The problem was that I was stood there on the doorstep wearing a pink polo neck jumper that belonged to my mother, Black velvet skirt, black stockings, wedge sandals A navy blue jacket of my mothers A red and white woolly ladies hat pulled over my ears and forehead. I had a shopping bag. I wore a padded bra and two tons of make up.
I stood there wondering what to do.
I went around the back of the house to see if the French windows were locked. They were. I tugged very hard at the aluminium handles on the French windows and pulled both off. I panicked, thinking that I might be seen. I went around to the locked side door and then I looked around and saw a very big boulder in the garden painted white. I hurled it through the glass section of the door. I put my hand through and released the lock then I was back inside. I quickly changed then went back to observe the damage.
I managed to hammer the aluminium handles back into shape and screwed them back onto the French window. They looked okay. Then I got a sweeping brush and shovel and solemnly went to clean up the mess, just like Norman Bates and the bathroom in Psycho. I stood there looking at the annihilated door from inside the house, brush in hand. The sky grew overcast and very dark. It began to snow furiously. Here lives surrealism. A Magritte painting, this great gapping hole in the door, with snow whizzing into the house in a diagonal angle and a lot of the snow beginning to settle on the carpet in a neat area the size of a rug. I cleaned all the glass up and then I looked for some cardboard or even hardboard to cover up the hole. There was none, so I looked for a newspaper, there was none. So I used this weeks “New Musical Express”. When my brother came home from school he stood outside. I thought he was looking at the hole for far too long, but he was reading about Patti Smith and Elvis Costello.
When my mother got home she was furious, “What a stupid thing to do” she shouted, “There’s a spare key in the green house!” I didn’t know that. So why didn’t you just give me a call at work? To give her credit, she told my father that she’d done it, as I’m not getting on at all with my father these days. I was just so worried that my parents might come home and find me stood on the doorstep dressed in ladies clothes!

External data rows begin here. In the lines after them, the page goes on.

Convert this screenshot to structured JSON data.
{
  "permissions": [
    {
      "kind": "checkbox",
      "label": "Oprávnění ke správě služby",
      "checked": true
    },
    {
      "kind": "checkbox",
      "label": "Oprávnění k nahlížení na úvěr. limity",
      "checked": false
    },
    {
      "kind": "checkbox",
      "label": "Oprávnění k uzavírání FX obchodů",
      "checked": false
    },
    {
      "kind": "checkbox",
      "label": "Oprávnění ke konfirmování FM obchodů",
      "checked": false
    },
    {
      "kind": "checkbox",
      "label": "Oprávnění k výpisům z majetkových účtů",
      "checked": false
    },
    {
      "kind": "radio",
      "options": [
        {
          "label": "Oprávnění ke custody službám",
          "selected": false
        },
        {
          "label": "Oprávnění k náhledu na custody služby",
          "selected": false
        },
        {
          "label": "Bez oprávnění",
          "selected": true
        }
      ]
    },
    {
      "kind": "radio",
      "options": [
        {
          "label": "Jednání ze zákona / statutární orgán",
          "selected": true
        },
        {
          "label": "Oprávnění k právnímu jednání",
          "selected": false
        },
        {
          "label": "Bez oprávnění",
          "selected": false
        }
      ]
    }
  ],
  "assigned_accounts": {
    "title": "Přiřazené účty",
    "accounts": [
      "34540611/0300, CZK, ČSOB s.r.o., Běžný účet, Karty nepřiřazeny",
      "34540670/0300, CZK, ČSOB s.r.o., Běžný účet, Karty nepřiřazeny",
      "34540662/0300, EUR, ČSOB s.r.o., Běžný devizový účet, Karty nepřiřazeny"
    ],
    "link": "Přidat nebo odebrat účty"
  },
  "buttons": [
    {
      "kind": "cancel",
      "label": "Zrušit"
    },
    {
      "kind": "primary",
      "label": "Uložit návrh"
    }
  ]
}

Note: Some years later I did tell my Mother and she found it all rather amusing.

Val at Bradford College of Art 1976.

3 Responses to Autobiography

  1. Liz Lang says:

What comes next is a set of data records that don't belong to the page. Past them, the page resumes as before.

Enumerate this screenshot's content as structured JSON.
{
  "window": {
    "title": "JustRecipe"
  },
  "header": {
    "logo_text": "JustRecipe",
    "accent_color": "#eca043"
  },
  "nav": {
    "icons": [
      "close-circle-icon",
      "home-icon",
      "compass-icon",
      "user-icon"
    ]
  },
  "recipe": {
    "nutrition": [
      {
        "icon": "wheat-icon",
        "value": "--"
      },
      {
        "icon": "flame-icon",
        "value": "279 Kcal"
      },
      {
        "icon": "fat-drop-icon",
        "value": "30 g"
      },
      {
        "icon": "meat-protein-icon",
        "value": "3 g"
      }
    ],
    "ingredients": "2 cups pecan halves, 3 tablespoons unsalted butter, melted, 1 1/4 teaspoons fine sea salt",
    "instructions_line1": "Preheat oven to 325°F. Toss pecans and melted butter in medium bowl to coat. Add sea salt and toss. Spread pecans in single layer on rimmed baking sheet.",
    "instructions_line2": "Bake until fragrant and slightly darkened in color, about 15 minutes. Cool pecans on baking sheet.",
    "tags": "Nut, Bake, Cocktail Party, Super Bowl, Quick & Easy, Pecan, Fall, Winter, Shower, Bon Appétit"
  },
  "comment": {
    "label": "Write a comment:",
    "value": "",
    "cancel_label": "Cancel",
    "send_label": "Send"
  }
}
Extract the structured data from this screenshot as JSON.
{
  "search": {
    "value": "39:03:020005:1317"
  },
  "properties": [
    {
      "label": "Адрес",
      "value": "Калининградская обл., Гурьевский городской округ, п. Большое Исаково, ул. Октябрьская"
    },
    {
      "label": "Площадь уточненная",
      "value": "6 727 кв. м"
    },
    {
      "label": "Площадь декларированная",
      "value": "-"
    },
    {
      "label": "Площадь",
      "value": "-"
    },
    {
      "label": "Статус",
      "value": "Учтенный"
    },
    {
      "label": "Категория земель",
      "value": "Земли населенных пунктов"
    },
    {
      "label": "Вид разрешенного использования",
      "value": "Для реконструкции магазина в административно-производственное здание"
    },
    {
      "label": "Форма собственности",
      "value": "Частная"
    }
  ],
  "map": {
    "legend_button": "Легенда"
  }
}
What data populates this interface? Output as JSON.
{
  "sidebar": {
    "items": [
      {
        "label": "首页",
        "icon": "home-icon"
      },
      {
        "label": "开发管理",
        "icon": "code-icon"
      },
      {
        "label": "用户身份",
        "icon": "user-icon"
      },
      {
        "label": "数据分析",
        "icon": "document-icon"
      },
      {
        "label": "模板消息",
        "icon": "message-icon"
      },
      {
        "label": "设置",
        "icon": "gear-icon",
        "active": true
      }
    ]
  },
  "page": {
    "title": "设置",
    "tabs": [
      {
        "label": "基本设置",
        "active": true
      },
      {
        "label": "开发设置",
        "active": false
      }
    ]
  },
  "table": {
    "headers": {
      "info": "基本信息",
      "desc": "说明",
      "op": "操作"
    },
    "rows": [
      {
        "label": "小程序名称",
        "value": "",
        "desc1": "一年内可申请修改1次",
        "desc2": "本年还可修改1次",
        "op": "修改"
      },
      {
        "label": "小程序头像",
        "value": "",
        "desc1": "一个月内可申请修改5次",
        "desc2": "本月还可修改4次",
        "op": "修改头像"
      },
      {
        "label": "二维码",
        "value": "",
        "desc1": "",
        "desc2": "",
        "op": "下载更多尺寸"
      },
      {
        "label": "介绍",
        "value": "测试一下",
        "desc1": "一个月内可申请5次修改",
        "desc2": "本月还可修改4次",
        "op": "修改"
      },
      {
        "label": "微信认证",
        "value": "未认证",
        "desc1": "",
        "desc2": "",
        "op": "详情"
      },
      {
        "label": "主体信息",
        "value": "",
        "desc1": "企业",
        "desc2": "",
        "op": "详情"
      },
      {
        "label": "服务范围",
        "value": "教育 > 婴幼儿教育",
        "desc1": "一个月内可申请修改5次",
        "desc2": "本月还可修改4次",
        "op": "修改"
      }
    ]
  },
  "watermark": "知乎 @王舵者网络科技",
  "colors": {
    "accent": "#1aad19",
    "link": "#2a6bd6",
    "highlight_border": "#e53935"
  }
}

    Greets, Val, from Liz Lang of Wyrm! Just skimmed your bio and am inspired to read it through again. You seem to be an awesome, beautiful person, having undergone many trials and tribulations. I’m glad you like the cello work for “Onyx Rainbows”. Sparkly sinewaves, Liz

  2. Jamie says:

    Please publish your diaries Val

  3. Cindy says:

    I really enjoyed reading that,your site is looking good Val,lookin forward to the “MAD” CDR,and nice to see “Transform Thyself” is getting nearer to a release. Cindy xxx